- **Try it**:
Type out the entries again, matching each one exactly.
··· Material provided ···
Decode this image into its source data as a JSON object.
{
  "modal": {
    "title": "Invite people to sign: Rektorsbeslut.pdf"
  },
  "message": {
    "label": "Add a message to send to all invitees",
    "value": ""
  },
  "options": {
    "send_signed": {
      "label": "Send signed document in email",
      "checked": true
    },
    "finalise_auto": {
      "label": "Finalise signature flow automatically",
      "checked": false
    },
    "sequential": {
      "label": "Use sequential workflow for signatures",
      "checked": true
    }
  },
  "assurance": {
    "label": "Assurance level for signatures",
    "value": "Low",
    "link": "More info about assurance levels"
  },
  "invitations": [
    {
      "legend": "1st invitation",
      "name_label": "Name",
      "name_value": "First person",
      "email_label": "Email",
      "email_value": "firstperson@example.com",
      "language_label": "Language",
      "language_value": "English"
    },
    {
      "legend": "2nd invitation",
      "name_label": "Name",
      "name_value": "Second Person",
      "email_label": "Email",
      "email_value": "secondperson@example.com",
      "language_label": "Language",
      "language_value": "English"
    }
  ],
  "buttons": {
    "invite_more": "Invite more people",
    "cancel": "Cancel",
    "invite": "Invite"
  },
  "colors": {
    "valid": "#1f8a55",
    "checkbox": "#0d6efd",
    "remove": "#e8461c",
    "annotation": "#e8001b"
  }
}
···
- **Answer**:
Decode this image into its source data as a JSON object.
{
  "modal": {
    "title": "Invite people to sign: Rektorsbeslut.pdf"
  },
  "message": {
    "label": "Add a message to send to all invitees",
    "value": ""
  },
  "options": {
    "send_signed": {
      "label": "Send signed document in email",
      "checked": true
    },
    "finalise_auto": {
      "label": "Finalise signature flow automatically",
      "checked": false
    },
    "sequential": {
      "label": "Use sequential workflow for signatures",
      "checked": true
    }
  },
  "assurance": {
    "label": "Assurance level for signatures",
    "value": "Low",
    "link": "More info about assurance levels"
  },
  "invitations": [
    {
      "legend": "1st invitation",
      "name_label": "Name",
      "name_value": "First person",
      "email_label": "Email",
      "email_value": "firstperson@example.com",
      "language_label": "Language",
      "language_value": "English"
    },
    {
      "legend": "2nd invitation",
      "name_label": "Name",
      "name_value": "Second Person",
      "email_label": "Email",
      "email_value": "secondperson@example.com",
      "language_label": "Language",
      "language_value": "English"
    }
  ],
  "buttons": {
    "invite_more": "Invite more people",
    "cancel": "Cancel",
    "invite": "Invite"
  },
  "colors": {
    "valid": "#1f8a55",
    "checkbox": "#0d6efd",
    "remove": "#e8461c",
    "annotation": "#e8001b"
  }
}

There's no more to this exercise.